Try to avoid making the initial purchase of a rootbound plant. When it reaches this stage, gently divide and trim the plant, then repotted it in a slightly bigger container.

If the plant’s roots are getting choked out as a result of being overcrowded, you need to take it out of the container, gently separate the roots, and then repot it in new soil. Pick a pot that is just a little bit bigger than the one you are taking it out of. Going too far, too quickly, might lead to issues.

Diagnosis: Too much sun. Cure: Move into less harsh light.

Avoid allowing summertime sunshine coming in via windows to burn your indoor plants. Place them in a secure area. Image by Yanoch Kandreeva under a Creative Commons license

If you find brown or black spots on the leaves of a plant, check to see if it is receiving direct midday sunlight from a nearby window. Your plant is severely burnt and sunburned. Remove the plant from the direct sun and trim the leaves.

Diagnosis: Too little sun. Cure: Give it more indirect light.

In low-light environments where a live plant would struggle to thrive, it is sometimes preferable to employ replica plants.

It may not be getting enough sunshine if your plant’s leaves are slowly turning yellow or pale or falling off. The majority of hardy house plants can withstand some minor maltreatment, but they require a certain quantity of sunlight to survive.
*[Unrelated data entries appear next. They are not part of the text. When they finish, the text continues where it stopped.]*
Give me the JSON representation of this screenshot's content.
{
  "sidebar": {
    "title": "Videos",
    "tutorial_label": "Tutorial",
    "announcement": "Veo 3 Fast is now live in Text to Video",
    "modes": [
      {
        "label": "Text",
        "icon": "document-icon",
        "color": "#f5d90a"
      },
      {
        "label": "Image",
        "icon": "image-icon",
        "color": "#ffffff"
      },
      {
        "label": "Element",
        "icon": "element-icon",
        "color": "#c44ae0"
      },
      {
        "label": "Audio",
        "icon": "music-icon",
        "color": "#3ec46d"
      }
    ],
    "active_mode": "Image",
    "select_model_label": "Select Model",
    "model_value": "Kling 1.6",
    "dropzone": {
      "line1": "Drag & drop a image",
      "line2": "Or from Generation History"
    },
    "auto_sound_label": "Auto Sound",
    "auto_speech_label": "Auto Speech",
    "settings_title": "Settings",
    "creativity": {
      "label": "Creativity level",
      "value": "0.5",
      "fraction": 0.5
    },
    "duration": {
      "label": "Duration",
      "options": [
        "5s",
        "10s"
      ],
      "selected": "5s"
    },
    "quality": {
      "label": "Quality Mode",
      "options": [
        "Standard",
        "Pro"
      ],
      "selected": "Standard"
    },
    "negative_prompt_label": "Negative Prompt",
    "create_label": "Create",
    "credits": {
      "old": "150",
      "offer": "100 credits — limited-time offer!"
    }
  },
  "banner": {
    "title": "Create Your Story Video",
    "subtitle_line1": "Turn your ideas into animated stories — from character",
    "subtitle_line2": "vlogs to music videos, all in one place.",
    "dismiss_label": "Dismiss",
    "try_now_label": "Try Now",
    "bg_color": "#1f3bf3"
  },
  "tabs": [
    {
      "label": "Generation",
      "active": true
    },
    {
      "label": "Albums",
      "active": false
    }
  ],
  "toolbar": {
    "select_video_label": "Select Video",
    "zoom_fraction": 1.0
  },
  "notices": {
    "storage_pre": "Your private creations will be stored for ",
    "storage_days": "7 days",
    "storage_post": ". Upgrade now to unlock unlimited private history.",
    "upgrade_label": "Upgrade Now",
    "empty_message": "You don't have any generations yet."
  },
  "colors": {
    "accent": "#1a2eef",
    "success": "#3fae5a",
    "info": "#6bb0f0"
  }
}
The greatest spot to start with your plants is in bright indirect sun. Without sufficient light, growing a plant is doomed to failure.

Diagnosis: Failure to thrive. Cure: Check the growing conditions.

Avoid over-trimming your plant in the summer to avoid stressing it. Never cut your indoor plants more than 25%. Creative Commons license for the image

Make sure you are aware of the circumstances your specific plant loves and make sure its location meets these requirements if there isn’t an obvious culprit, such as overwatering. Then determine whether the temperature at your office or home is too high or low for the plant. Check to see if the air conditioning is on in the building to see if the plant is getting burned while you’re away if it is left unattended in an office over the weekend. Another issue is when a plant is placed next to a vent that blasts chilly air.

No matter what is happening, you should never fertilize a weak plant. Both chicken soup and antibiotics are not fertilizer. Cut back any stems or leaves that are starting to wilt. Leave at least a few leaves for the sun to absorb and absorb. Make sure the plant’s container has sufficient drainage coming out the bottom. When it starts to grow again and you notice fresh growth, you should think about giving it a boost with a general water-soluble fertilizer.

Consider replica plants if you have a brown or black thumb or if you struggle to maintain your plants. There are so many wonderful ones out there, as we noted in our article from last week. We won’t condemn you.

Another choice is to hire experts! Do you employ someone to groom your dog or replace your oil? Call Good Earth Plant Company, and we’ll be pleased to maintain the health and growth of your plants. You can claim full credit.